_WORK REQUIRED_. Copy every line from the records below that holds the word "title".

◆ ◆ ◆ ◆ ◆

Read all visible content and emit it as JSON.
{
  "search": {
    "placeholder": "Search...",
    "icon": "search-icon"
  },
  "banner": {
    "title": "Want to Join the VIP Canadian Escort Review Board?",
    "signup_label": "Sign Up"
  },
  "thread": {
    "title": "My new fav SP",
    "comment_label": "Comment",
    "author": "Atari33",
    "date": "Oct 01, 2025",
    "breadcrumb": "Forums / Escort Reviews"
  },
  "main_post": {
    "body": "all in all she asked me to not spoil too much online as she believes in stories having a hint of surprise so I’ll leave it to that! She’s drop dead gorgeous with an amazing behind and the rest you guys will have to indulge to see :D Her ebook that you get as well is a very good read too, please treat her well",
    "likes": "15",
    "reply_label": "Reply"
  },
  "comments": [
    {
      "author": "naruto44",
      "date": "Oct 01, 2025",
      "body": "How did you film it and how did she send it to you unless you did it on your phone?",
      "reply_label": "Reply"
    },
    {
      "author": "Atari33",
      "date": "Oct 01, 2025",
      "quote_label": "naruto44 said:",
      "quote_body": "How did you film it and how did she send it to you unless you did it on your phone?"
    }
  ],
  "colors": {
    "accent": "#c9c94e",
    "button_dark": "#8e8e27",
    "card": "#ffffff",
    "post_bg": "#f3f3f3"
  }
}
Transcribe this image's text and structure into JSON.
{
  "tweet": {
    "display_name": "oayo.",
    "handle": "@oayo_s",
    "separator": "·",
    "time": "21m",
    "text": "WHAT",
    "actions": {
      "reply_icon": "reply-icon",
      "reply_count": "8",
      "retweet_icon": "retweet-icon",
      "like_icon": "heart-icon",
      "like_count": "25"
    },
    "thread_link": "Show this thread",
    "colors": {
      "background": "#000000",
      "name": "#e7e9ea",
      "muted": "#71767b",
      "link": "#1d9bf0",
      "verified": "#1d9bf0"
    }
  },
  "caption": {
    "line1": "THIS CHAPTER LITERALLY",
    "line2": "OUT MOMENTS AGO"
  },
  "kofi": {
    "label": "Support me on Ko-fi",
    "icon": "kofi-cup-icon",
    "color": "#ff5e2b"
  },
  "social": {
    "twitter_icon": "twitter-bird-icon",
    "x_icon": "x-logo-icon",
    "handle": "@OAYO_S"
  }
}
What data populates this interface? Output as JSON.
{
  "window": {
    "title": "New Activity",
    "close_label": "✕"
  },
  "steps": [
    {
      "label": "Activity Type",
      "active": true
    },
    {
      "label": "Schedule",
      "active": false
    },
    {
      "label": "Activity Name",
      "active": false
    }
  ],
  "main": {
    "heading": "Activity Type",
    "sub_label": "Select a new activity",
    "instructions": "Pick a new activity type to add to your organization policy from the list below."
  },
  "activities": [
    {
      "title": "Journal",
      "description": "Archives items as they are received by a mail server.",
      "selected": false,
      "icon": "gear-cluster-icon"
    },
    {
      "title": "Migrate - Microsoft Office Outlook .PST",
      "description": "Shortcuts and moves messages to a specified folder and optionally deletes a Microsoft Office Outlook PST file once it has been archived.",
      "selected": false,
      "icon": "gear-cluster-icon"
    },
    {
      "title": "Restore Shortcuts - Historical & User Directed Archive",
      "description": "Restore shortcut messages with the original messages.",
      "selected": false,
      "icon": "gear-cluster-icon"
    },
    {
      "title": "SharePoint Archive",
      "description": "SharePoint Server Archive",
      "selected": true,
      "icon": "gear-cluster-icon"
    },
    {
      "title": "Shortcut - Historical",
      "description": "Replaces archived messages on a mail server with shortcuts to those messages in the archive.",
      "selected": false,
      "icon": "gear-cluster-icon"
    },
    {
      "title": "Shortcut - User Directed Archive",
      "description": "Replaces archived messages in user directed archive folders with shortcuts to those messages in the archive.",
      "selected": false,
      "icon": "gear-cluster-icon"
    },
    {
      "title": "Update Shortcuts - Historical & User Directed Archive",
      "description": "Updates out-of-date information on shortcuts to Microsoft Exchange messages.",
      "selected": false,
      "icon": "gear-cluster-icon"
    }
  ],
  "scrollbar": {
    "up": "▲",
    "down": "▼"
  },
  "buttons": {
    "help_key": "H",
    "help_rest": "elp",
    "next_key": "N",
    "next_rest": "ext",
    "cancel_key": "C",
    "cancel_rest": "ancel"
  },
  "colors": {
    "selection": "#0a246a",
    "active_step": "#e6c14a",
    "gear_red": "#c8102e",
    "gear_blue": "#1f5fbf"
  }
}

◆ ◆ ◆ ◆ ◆

_WRITTEN ANSWER_.
    "title": "Want to Join the VIP Canadian Escort Review Board?",
    "title": "My new fav SP",
    "title": "New Activity",
      "title": "Journal",
      "title": "Migrate - Microsoft Office Outlook .PST",
      "title": "Restore Shortcuts - Historical & User Directed Archive",
      "title": "SharePoint Archive",
      "title": "Shortcut - Historical",
      "title": "Shortcut - User Directed Archive",
      "title": "Update Shortcuts - Historical & User Directed Archive",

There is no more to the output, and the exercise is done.